  10. ^ Raish, p14-15
  11. ^ Gerbauer and Price, p7-8
  12. ^ Diamond, J.; Bellwood, P. (2003). "Farmers and Their Languages: The First Expansions". Science. 300 (5619): 597–603. Bibcode:2003Sci...300..597D. doi:10.1126/science.1078208. PMID 12714734.
  13. ^ Kennet and Winterhalder, p6
  14. ^ Kennet and Winterhalder, p7
  15. ^ Goland and Winterhalder, p8
  16. ^ Smith, p31
  17. ^ Smith, p32
  18. ^ Smith, p33
  19. ^ Smith, p80
  20. ^ Smith, p80
  21. ^ Mancall 1999, p26-53
  22. ^ Mancall 1999, p26-53
  23. ^ Mancall 1999, p52
  24. ^
  25. ^ Spielvogel, p499

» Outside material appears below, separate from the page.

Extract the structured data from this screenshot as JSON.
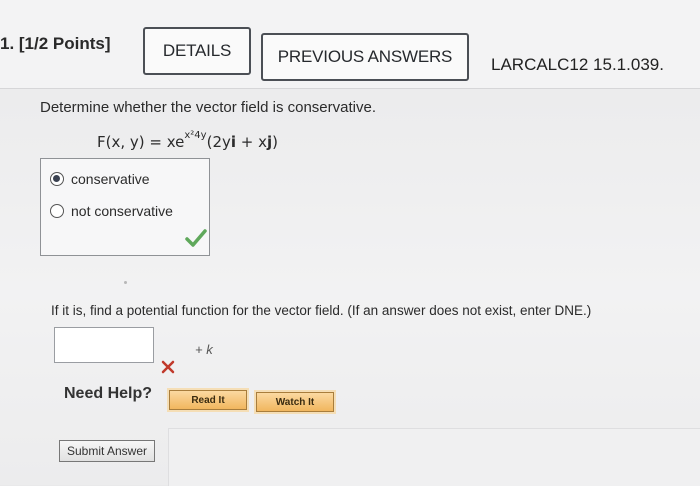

  26. ^ Katz, 2003
  27. ^ Katz, 2003
  28. ^ Katz, 2003
  29. ^
  30. ^ Food preservation, n.d.
  31. ^ Food preservation, n.d.
  32. ^ The Technological Development of Refrigerator Through History, n.d.
  1. ^ Crosby, Alfred. "Columbian Exchange: Plants, animals, and disease of the Old and New World". The Encyclopedia of Earth. Retrieved 30 June 2011.